We passed though Manakara, spending the night before transiting down to Vangaindrano. While the trip was only 8 hours maximum, the infrastructure was one of the worst I have experienced in country. It dumbfounds me how the road can be paved fairly well and then abruptly stop, 30km from a very large town, and then pick up again after. We transited the road a few days after a rainstorm, but I can only imagine taking that road just after it has rained when the road has flooded and the potholes have grown to the size of small meteorite impacts.

For being one country, there really is no uniformity. Nearly every town you go to has a different variation of Malagasy that is spoken. I would be trying to feed my ego if I didn’t admit that I didn’t understand an absolute word of what anyone said in Emily’s village. I have learned through time though, that because my tribe is Betsileo, the hillbillies of Madagascar, it is completely acceptable for me to just nod my head and say the Betsileo word for yes/comprehension that you are following the conversation/agreement eh eh (said fast without much pause between the two) while throwing in a few kai ve? (while the first word’s spelling may not be necessarily accurate, it translates to no way!/no shit!) and no one would ever know.

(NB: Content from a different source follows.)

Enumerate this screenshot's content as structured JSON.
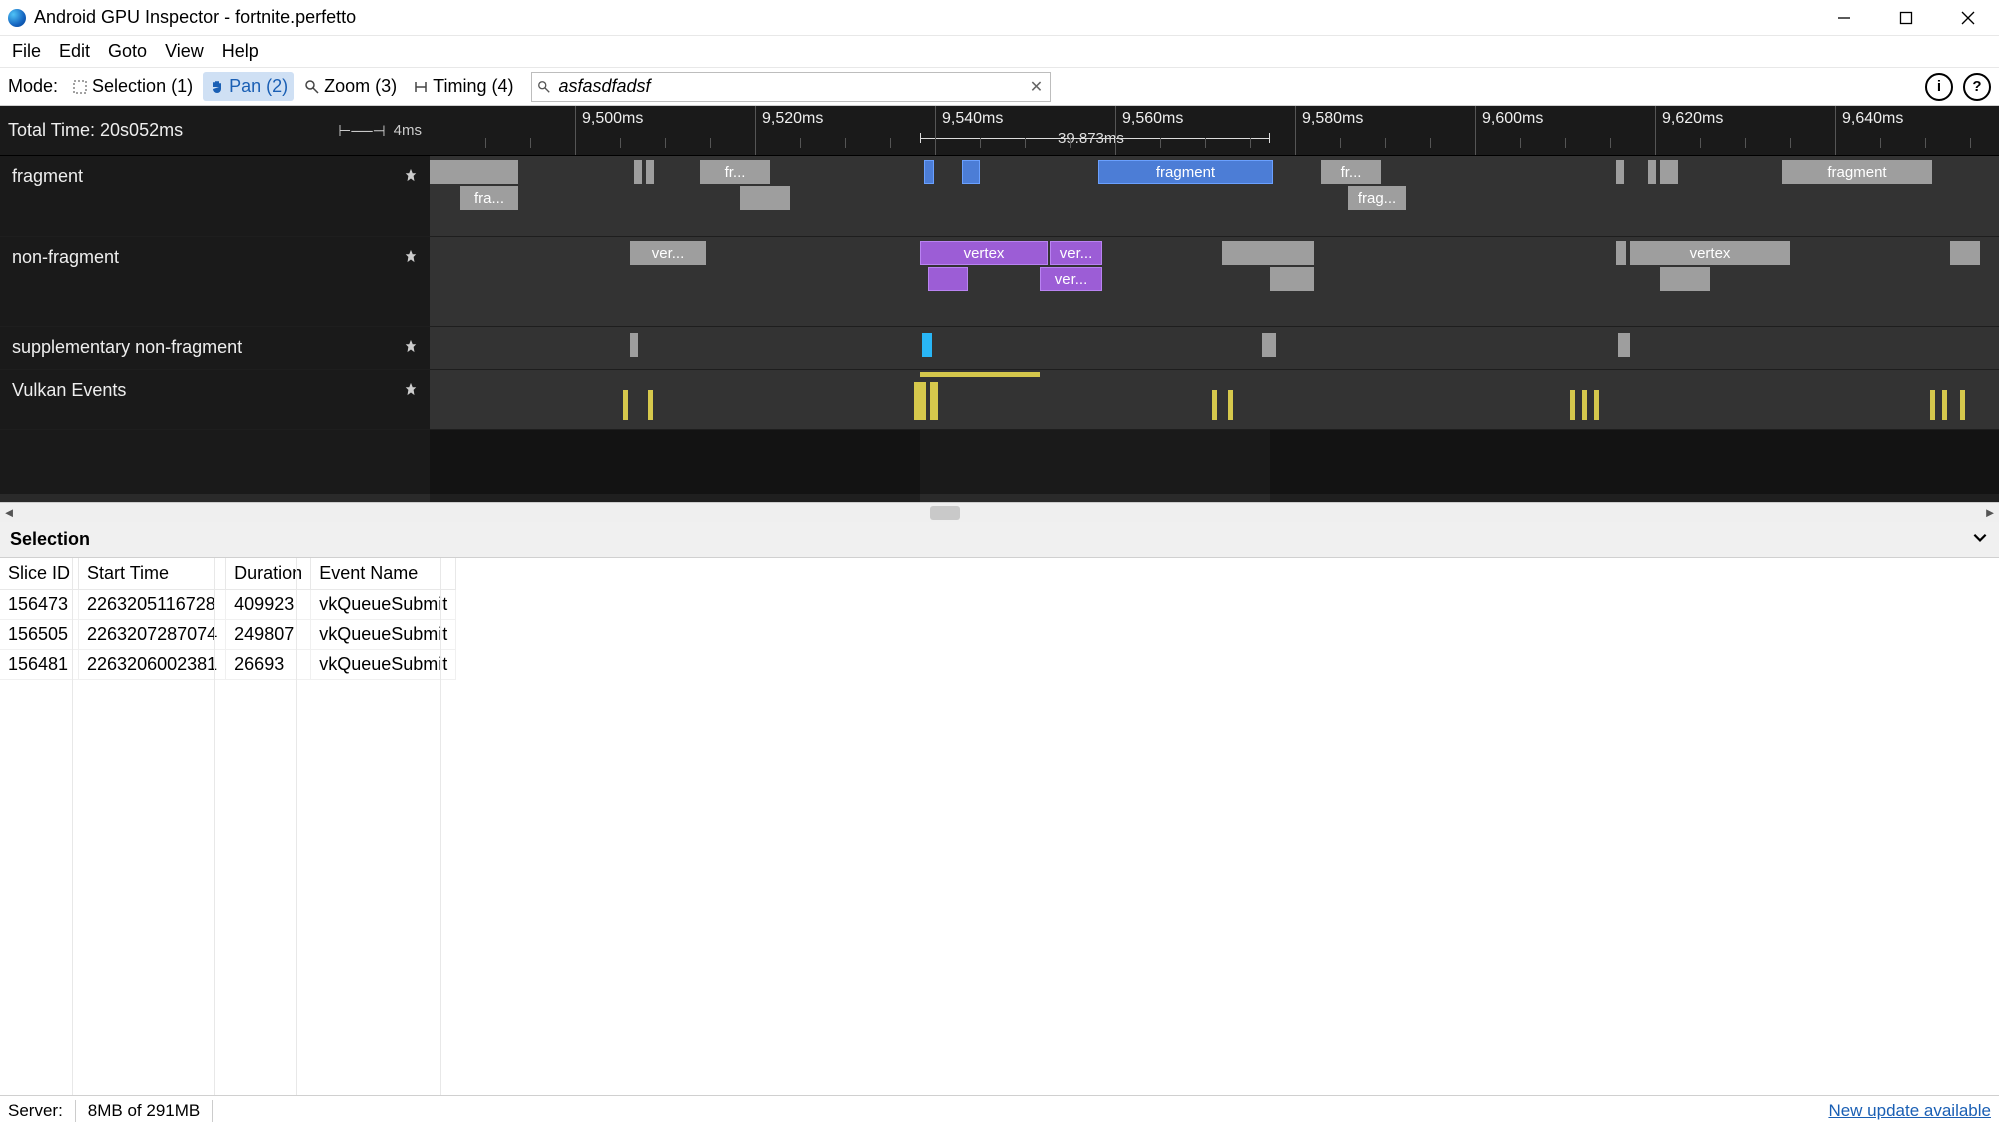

Yes for being apart of a tribe that is so often made fun of by other tribes in by his country!

To both my and Amy’s enjoyment and glee, we arrived just one day before Emily’s cat gave birth to 5 absolutely adorable kittens. They were dubbed “Christmas kittens” and when we were no biking the 30km to see the beach, frosting cookies Emily made in her fancy toaster oven–something her electricity could handle and most definitely mine would have not–or just hanging out talking, we were staring at the precious little kittens who still had their eyes and eyes closed, nursing all day every day.



For my last big vacation in country, I was pleased by what I accomplished. I can honestly say I will leave this country without having seen everything that I really wanted to see in this country during my down time and allotted vacation days. I have stated this many times before, but Madagascar truly is a country like none other, with so much environmental diversity, indigenous animals and vegetation, and natural beauty. It will be sad to leave when my COS rolls around, but I will forever wear my Madagascar pendent around my neck keeping on of my two homes close to my heart.

Petition to DreamWorks

If being a Peace Corps Volunteer has taught me anything thus far, it’s to believe in myself and never give up. I have become more confident in myself and started standing up for my beliefs, something I probably would not have done a year ago. But I came to the realization that if I can isolate myself from friends, family, and culture, and throw myself into a foreign lifestyle with one of this world’s most unique languages, I can do pretty much anything.

This brings me to the point of this post. When any volunteer in country tells their loved ones they are going to be serving in Madagascar, the most common response is some snarky reference to the DreamWorks movie series, ‘Madagascar’. “So you’re going to live with talking animals?” “Are there really penguins?” “Don’t forget to say hi to the dancing lemurs.”

The fact of the matter is the country of Madagascar has not seen any money from this movie franchise. DreamWorks has made billions of money off of using the name Madagascar without any reference or giving back to the people of the country that they use the name of. Madagascar is one of the poorest countries in the world, with most of the population living off of less than $2 a day. It is so biodiverse and many of the plants, animals, and insects found on this island can literally be found nowhere else in this world. Even though some aid has been provided, it is not enough. The country is in political turmoil and lack of education on environmental conservation/protection is causing rainforests and land to be destroyed.

One of my close friends in country started a petition asking for DreamWorks to give something, anything back to this country. As a fellow volunteer myself, I have thrown all my support behind this petition. So please take some time to read and sign the petition and forward it to friends. You can make a difference!